I have travelled through time. For a road trip across the southern United States, I have sold my well-worn 2007 Chevy Aveo – which I wrote about in a previous post – and rented a brand new 2016 Ford Focus. It has whisked me forward to an amazing new era.
The differences couldn’t be starker. Not only are the seats actually comfortable, and the various troubling noises from the brakes, wheels and engine mercifully absent, but the technology has moved on immeasurably.
With cruise control, I can set the speed at the touch of a button, and accelerate the car in just the same way as I increase the volume on the stereo. It’s certainly nice to give my right foot a rest on the 400-mile drive from Boston to DC. It also frees up my mental faculties to try and guess what the guy alongside me is going to do next – and, inevitably, he’s going to do something totally unpredictable.
I can plug in my iPhone into one of the USB ports, providing a welcome change from cycling through the three (admittedly excellent) mix CDs we brought with us.
There’s also a reversing camera to help with parking – something all new vehicles in America will have to be equipped with soon. Sadly, though, my Focus didn’t come with Ford’s parking assist feature that’ll do the steering for me.

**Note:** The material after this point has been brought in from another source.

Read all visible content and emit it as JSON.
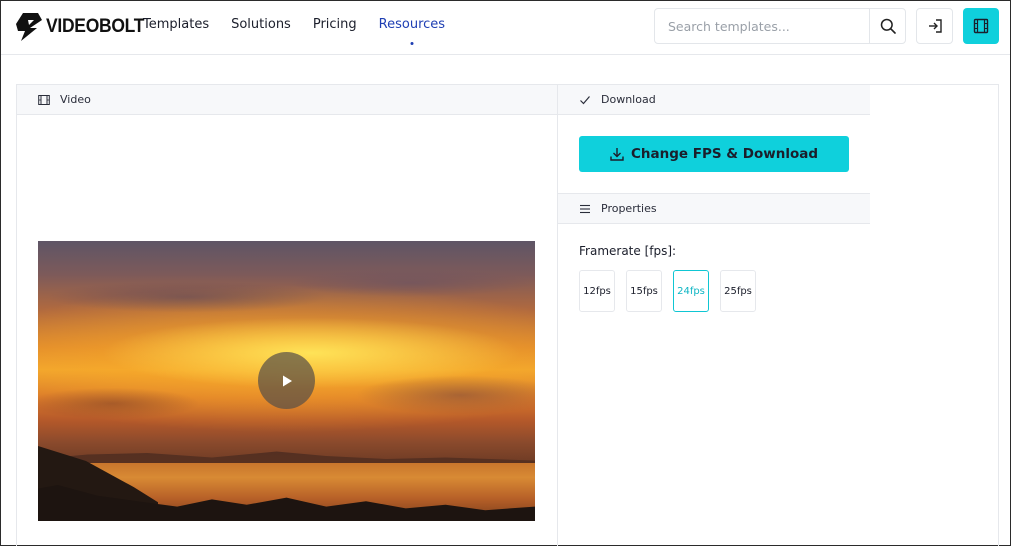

There’s even a real-time fuel-efficiency display telling me how many miles I’m getting to the gallon (40) and how far I can go before filling up. With my old cars, that was all a matter of guesswork.
Oh, and the A/C is a positive gale of cool air compared to the limp breeze my Chevy was capable of. We particularly appreciated that during the sweltering 100-Fahrenheit-plus days in Alabama and Tennessee.

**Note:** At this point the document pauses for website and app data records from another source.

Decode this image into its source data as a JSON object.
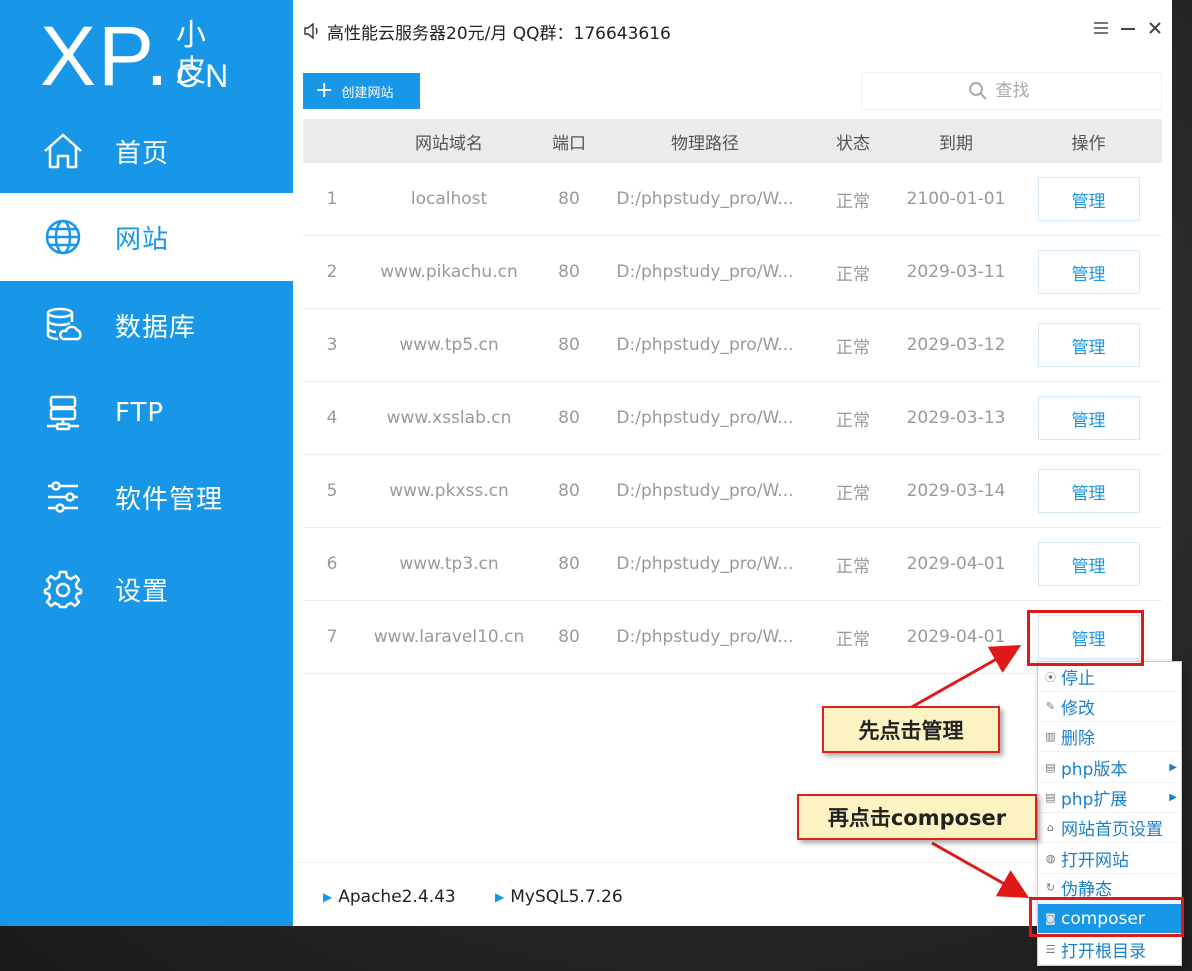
{
  "logo": {
    "main": "XP.",
    "cn_top": "小皮",
    "cn_bottom": "CN"
  },
  "sidebar": {
    "items": [
      {
        "label": "首页",
        "icon": "home-icon"
      },
      {
        "label": "网站",
        "icon": "globe-icon",
        "active": true
      },
      {
        "label": "数据库",
        "icon": "database-icon"
      },
      {
        "label": "FTP",
        "icon": "ftp-server-icon"
      },
      {
        "label": "软件管理",
        "icon": "sliders-icon"
      },
      {
        "label": "设置",
        "icon": "gear-icon"
      }
    ]
  },
  "titlebar": {
    "marquee": "高性能云服务器20元/月  QQ群：176643616"
  },
  "toolbar": {
    "create_label": "创建网站",
    "search_placeholder": "查找"
  },
  "table": {
    "headers": [
      "网站域名",
      "端口",
      "物理路径",
      "状态",
      "到期",
      "操作"
    ],
    "rows": [
      {
        "num": "1",
        "domain": "localhost",
        "port": "80",
        "path": "D:/phpstudy_pro/W...",
        "status": "正常",
        "expire": "2100-01-01",
        "op": "管理"
      },
      {
        "num": "2",
        "domain": "www.pikachu.cn",
        "port": "80",
        "path": "D:/phpstudy_pro/W...",
        "status": "正常",
        "expire": "2029-03-11",
        "op": "管理"
      },
      {
        "num": "3",
        "domain": "www.tp5.cn",
        "port": "80",
        "path": "D:/phpstudy_pro/W...",
        "status": "正常",
        "expire": "2029-03-12",
        "op": "管理"
      },
      {
        "num": "4",
        "domain": "www.xsslab.cn",
        "port": "80",
        "path": "D:/phpstudy_pro/W...",
        "status": "正常",
        "expire": "2029-03-13",
        "op": "管理"
      },
      {
        "num": "5",
        "domain": "www.pkxss.cn",
        "port": "80",
        "path": "D:/phpstudy_pro/W...",
        "status": "正常",
        "expire": "2029-03-14",
        "op": "管理"
      },
      {
        "num": "6",
        "domain": "www.tp3.cn",
        "port": "80",
        "path": "D:/phpstudy_pro/W...",
        "status": "正常",
        "expire": "2029-04-01",
        "op": "管理"
      },
      {
        "num": "7",
        "domain": "www.laravel10.cn",
        "port": "80",
        "path": "D:/phpstudy_pro/W...",
        "status": "正常",
        "expire": "2029-04-01",
        "op": "管理"
      }
    ]
  },
  "footer": {
    "services": [
      "Apache2.4.43",
      "MySQL5.7.26"
    ]
  },
  "context_menu": {
    "items": [
      {
        "label": "停止",
        "icon": "stop-icon"
      },
      {
        "label": "修改",
        "icon": "pencil-icon"
      },
      {
        "label": "删除",
        "icon": "trash-icon"
      },
      {
        "label": "php版本",
        "icon": "php-icon",
        "submenu": true
      },
      {
        "label": "php扩展",
        "icon": "php-ext-icon",
        "submenu": true
      },
      {
        "label": "网站首页设置",
        "icon": "home-small-icon"
      },
      {
        "label": "打开网站",
        "icon": "globe-small-icon"
      },
      {
        "label": "伪静态",
        "icon": "refresh-icon"
      },
      {
        "label": "composer",
        "icon": "composer-icon",
        "highlighted": true
      },
      {
        "label": "打开根目录",
        "icon": "folder-list-icon"
      }
    ]
  },
  "annotations": {
    "step1": "先点击管理",
    "step2": "再点击composer"
  },
  "colors": {
    "primary": "#1896e8",
    "annotation_red": "#e01818",
    "callout_bg": "#fdf3c2"
  }
}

I know this is all old hat to many drivers now, but as someone whose previous two cars were a 2004 Fiat Panda and that ’07 Aveo, I feel like the Victorian inventor in HG Wells’ The Time Machine discovering a world of Eloi and Morlocks.

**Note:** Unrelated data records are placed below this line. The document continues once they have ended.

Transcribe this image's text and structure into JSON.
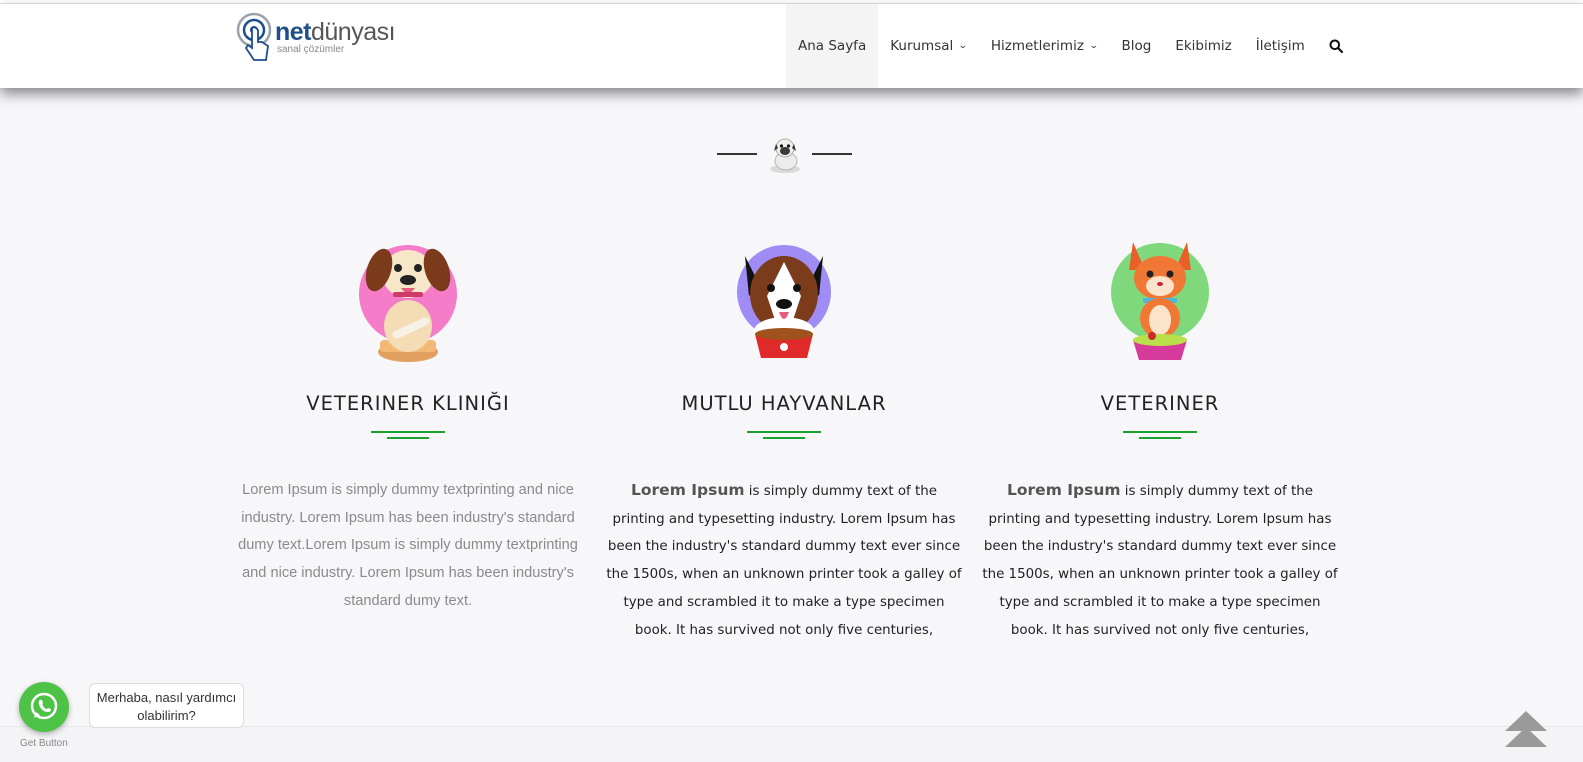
{
  "brand": {
    "name_bold": "net",
    "name_rest": "dünyası",
    "tagline": "sanal çözümler"
  },
  "nav": {
    "items": [
      {
        "label": "Ana Sayfa"
      },
      {
        "label": "Kurumsal"
      },
      {
        "label": "Hizmetlerimiz"
      },
      {
        "label": "Blog"
      },
      {
        "label": "Ekibimiz"
      },
      {
        "label": "İletişim"
      }
    ]
  },
  "features": [
    {
      "title": "VETERINER KLINIĞI",
      "text": "Lorem Ipsum is simply dummy textprinting and nice industry. Lorem Ipsum has been industry's standard dumy text.Lorem Ipsum is simply dummy textprinting and nice industry. Lorem Ipsum has been industry's standard dumy text.",
      "accent": "#f47cc8"
    },
    {
      "title": "MUTLU HAYVANLAR",
      "text_bold": "Lorem Ipsum",
      "text": " is simply dummy text of the printing and typesetting industry. Lorem Ipsum has been the industry's standard dummy text ever since the 1500s, when an unknown printer took a galley of type and scrambled it to make a type specimen book. It has survived not only five centuries,",
      "accent": "#9f8cf5"
    },
    {
      "title": "VETERINER",
      "text_bold": "Lorem Ipsum",
      "text": " is simply dummy text of the printing and typesetting industry. Lorem Ipsum has been the industry's standard dummy text ever since the 1500s, when an unknown printer took a galley of type and scrambled it to make a type specimen book. It has survived not only five centuries,",
      "accent": "#7fd87c"
    }
  ],
  "whatsapp": {
    "message": "Merhaba, nasıl yardımcı olabilirim?",
    "label": "Get Button"
  },
  "colors": {
    "underline": "#1aa12e",
    "whatsapp_green": "#4dc247",
    "brand_blue": "#1d4f8c"
  }
}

This is motoring nowadays: a world of constant technological advancement. We’ve already seen things such as GPS become standard; now it’s things such as cruise control and automatic parking; and pretty soon everyday cars could start benefiting from the innovations coming out of Silicon Valley and, as I’ve written before, the latest Formula One vehicles. That’s before we consider the prospect of not even having to drive ourselves.
Marty McFly’s DeLorean took him back to 1955. The Time Machine took HG Wells’ time traveller to the distant future. My Ford Focus transported me to the present. And it’s pretty magical here.
- Jonathan Jones, a political researcher who writes about US politics for the New Statesman.